Johann Ernst of Hanau-Münzenberg-Schwarzenfels (13 June 1613 in Schwarzenfels – 12 January 1642 in Hanau), was the last Count of the Hanau-Münzenberg line. He succeeded his grand-nephew Philipp Ludwig III in 1641. When Johann Ernst died in 1642, Hanau-Münzenberg fell to the Hanau-Lichtenberg line.
|Johann Ernst, Count of Hanau-Münzenberg|
|Born||13 June 1613|
|Died||12 January 1642 (aged 28)|
|Noble family||House of Hanau|
|Father||Albrecht of Hanau-Münzenberg|
|Mother||Ehrengard of Isenburg-Büdingen|
Johann Ernst was the son of Count Albrecht of Hanau-Münzenberg-Schwarzenfels and his wife, Countess Ehrengard of Isenburg-Büdingen.
Johann Ernst was educated at the school of the former convent in Schlüchtern, which is now called the Ulrich-von-Hutten-Gymnasium, and the University of Basel. After completing his studies, he undertook a Grand Tour to France. He returned home in 1633. The Thirty Years' War forced him and his family to Worms and later to Strasbourg, where they faced great financial difficulties. After his father died there, he followed his mother to Frankfurt.
Unlike his father, he did not challenge his nephew's right to rule Hanau-Münzenberg alone and did not demand a role as co-regent. He got on well with the ruling count, his nephew Philipp Moritz and his wife Sibylle Christine of Anhalt-Dessau.
Philipp Ludwig III died on 21 November 1641 at the age of 9. With his death, the main Hanau-Münzenberg line died out in the male line, and the county fell to Johann Ernst, as the only male representative of the collateral line Hanau-Münzenberg-Schwarzenfels.
Shortly after ascending the throne, he became engaged to Susanna Margarete of Anhalt-Dessau, a sister of Sibylle Christine. However, he died before they could marry. Susanna Margarethe later married Johann Philipp of Hanau-Lichtenberg. Her sister, Sibylla Christina, married Johann Philipp's elder brother, who was Johann Ernst's successor, Friedrich Casimir. Both marriages remained childless.

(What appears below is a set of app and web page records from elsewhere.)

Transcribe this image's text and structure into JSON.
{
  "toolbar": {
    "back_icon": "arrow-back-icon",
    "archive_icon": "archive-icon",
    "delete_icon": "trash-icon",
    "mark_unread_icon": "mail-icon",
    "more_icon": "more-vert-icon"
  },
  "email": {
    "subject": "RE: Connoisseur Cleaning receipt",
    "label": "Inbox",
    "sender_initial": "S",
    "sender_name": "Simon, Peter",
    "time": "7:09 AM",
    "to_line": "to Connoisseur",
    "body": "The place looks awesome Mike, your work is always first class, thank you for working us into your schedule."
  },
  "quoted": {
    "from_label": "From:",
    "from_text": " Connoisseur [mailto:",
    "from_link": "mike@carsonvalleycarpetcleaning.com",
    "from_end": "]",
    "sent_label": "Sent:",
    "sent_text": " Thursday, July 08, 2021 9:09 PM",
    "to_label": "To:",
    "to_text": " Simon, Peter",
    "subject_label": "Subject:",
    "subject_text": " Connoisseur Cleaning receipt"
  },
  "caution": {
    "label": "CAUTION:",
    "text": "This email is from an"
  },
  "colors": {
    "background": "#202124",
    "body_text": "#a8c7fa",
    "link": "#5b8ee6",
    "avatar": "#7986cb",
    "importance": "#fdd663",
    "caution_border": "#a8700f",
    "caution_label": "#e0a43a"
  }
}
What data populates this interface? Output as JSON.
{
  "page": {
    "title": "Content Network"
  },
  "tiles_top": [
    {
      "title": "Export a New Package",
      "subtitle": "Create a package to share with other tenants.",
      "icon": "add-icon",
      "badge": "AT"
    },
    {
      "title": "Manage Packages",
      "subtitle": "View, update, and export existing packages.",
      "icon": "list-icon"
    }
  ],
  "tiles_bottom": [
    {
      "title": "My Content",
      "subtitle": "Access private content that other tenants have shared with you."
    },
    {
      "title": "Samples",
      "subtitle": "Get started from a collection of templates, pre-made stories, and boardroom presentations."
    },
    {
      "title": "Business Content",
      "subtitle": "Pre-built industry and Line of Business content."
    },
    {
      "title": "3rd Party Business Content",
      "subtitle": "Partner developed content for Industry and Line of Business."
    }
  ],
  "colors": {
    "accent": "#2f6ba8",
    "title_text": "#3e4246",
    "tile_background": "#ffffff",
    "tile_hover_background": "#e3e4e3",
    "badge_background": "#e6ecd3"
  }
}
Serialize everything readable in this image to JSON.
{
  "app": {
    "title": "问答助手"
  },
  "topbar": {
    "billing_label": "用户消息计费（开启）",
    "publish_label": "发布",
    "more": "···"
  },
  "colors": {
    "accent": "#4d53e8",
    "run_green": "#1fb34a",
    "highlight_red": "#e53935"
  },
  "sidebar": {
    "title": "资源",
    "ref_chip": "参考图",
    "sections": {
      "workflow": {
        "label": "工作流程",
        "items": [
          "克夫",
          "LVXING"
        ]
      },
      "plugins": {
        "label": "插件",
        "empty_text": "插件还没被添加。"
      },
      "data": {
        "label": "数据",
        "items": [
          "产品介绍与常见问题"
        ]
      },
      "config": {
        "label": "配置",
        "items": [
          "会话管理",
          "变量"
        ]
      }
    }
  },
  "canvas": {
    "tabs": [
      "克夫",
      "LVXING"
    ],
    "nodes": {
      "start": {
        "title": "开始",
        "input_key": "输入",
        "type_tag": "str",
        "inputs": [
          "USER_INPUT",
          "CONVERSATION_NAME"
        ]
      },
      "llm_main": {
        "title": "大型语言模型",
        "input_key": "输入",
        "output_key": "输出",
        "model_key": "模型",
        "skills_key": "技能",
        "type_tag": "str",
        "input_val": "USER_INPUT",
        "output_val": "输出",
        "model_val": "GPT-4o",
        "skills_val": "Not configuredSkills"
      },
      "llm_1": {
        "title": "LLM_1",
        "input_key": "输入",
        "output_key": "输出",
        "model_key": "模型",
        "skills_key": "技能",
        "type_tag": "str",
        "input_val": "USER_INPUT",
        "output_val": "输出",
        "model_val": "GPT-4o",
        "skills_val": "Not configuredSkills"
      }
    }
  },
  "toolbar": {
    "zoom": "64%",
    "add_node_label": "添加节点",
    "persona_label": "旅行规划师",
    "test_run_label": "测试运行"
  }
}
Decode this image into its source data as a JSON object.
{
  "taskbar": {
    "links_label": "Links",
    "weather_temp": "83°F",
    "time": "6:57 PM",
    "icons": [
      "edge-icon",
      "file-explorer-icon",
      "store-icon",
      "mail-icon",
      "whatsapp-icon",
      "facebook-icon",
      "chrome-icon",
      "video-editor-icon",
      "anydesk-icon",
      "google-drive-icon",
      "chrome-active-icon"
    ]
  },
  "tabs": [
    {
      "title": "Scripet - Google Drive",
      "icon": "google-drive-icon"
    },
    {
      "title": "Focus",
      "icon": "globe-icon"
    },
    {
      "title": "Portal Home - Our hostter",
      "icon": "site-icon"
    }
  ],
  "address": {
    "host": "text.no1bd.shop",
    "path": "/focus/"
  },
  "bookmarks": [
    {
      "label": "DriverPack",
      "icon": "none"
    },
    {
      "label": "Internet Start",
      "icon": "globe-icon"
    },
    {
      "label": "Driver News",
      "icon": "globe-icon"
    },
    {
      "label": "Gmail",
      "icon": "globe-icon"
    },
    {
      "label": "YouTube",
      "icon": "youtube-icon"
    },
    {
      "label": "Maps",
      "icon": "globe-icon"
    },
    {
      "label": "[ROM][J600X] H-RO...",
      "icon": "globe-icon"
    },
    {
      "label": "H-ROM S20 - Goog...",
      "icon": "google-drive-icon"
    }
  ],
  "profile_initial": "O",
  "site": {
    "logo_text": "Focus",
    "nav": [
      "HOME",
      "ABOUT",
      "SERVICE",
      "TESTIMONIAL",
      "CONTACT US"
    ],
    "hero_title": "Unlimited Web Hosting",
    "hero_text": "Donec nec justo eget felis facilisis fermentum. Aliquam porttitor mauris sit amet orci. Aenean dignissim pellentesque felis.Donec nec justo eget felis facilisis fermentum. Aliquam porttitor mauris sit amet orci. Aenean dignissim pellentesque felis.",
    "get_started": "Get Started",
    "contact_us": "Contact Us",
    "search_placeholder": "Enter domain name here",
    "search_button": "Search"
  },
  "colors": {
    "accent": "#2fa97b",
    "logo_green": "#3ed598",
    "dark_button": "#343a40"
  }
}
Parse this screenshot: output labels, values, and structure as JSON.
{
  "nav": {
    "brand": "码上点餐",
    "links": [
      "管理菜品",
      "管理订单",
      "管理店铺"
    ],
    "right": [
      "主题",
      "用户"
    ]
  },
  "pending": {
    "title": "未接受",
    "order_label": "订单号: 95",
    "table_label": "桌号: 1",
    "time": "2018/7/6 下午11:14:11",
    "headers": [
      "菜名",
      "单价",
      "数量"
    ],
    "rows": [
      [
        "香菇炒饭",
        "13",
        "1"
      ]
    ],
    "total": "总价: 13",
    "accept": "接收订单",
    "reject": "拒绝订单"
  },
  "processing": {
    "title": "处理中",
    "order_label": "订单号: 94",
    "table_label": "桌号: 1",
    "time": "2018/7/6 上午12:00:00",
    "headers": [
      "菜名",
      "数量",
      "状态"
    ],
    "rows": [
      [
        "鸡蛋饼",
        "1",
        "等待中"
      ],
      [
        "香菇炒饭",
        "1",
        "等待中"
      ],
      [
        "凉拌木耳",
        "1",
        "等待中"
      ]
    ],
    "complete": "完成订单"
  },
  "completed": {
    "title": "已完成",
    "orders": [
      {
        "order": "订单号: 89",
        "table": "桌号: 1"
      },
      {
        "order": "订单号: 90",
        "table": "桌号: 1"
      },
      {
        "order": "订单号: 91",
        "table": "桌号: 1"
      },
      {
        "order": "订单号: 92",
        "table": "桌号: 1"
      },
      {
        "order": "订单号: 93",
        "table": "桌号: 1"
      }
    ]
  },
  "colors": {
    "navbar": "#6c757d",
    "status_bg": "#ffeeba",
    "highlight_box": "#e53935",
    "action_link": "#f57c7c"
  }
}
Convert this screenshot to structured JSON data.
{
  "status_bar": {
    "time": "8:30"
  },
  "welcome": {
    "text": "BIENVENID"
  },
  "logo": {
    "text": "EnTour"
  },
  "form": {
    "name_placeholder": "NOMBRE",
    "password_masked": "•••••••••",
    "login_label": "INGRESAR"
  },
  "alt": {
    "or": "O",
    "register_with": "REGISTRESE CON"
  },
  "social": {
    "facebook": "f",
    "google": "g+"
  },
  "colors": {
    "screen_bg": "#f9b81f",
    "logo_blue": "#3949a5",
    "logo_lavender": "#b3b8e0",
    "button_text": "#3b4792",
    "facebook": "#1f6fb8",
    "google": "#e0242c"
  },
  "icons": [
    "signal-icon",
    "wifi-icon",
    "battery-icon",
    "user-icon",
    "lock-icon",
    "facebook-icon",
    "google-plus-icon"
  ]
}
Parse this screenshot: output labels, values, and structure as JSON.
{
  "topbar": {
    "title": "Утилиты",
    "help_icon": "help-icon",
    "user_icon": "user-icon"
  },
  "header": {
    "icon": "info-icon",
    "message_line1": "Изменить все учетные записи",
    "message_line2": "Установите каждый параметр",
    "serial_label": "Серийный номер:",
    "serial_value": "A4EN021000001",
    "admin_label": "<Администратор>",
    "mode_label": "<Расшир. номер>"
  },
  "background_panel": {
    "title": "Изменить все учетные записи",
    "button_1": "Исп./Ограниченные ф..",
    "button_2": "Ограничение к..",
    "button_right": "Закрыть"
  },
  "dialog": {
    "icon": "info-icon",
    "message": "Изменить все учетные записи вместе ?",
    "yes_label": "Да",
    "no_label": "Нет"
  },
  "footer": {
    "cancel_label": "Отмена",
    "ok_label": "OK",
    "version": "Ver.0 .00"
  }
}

Johann Ernst died of smallpox on 12 January 1642, after reigning for only seven weeks. The attending physicians, including Peter de Spina III, had only recognized the disease very late and had treated him with laxatives and bloodletting when he was dying.
He was buried on 26 February 1642 in the family vault in the St. Mary's Church in Hanau, which had to be extended first, as it was full. The metal coffin in which he was buried, was stolen in 1812, during the Napoleonic Wars. His body and corpses from other stolen coffins, were reburied in a common coffin.
Johann Ernst was succeeded by Friedrich Casimir, who was also Count of Hanau-Lichtenberg, thereby reuniting Hanau in a single hand, after a 184-year split. As Friedrich Casimir was still a minor, he stood under the regency of Baron Georg II of Fleckenstein-Dagstuhl.
|Ancestors of Johann Ernst, Count of Hanau-Münzenberg|
Johann Ernst, Count of Hanau-Münzenberg
House of HanauBorn: 13 June 1613 Died: 12 January 1642
Philipp Ludwig III
| Count of Hanau-Münzenberg
was a common year starting on Tuesday of the Gregorian calendar and a common year starting on Friday of the Julian calendar, the 1613th year of the Common Era (CE) and Anno Domini (AD) designations, the 613th year of the 2nd millennium, the 13th year of the 17th century, and the 4th year of the 1610s decade. As of the start of 1613, the Gregorian calendar was
10 days ahead of the Julian calendar, which remained in localized use until 1923.1642
was a common year starting on Wednesday of the Gregorian calendar and a common year starting on Saturday of the Julian calendar, the 1642nd year of the Common Era (CE) and Anno Domini (AD) designations, the 642nd year of the 2nd millennium, the 42nd year of the 17th century, and the 3rd year of the 1640s decade. As of the start of 1642, the Gregorian calendar was
10 days ahead of the Julian calendar, which remained in localized use until 1923.Friedrich Casimir, Count of Hanau-Lichtenberg
Friedrich Casimir of Hanau (born 4 August 1623 in Bouxwiller; died: 30 March 1685 in Hanau) was a member of the Hanau-Lichtenberg branch of the House of Hanau. He was the ruling Count of Hanau-Lichtenberg from 1641 and of Hanau-Münzenberg from 1642.Hanau-Münzenberg
The County of Hanau-Münzenberg was a territory within the Holy Roman Empire. It emerged when the County of Hanau was divided in 1458, the other part being the county of Hanau-Lichtenberg. Due to common heirs both counties were merged from 1642 to 1685 and from 1712 to 1736. In 1736 the last member of the House of Hanau died and the Landgrave of Hessen-Kassel inherited the county.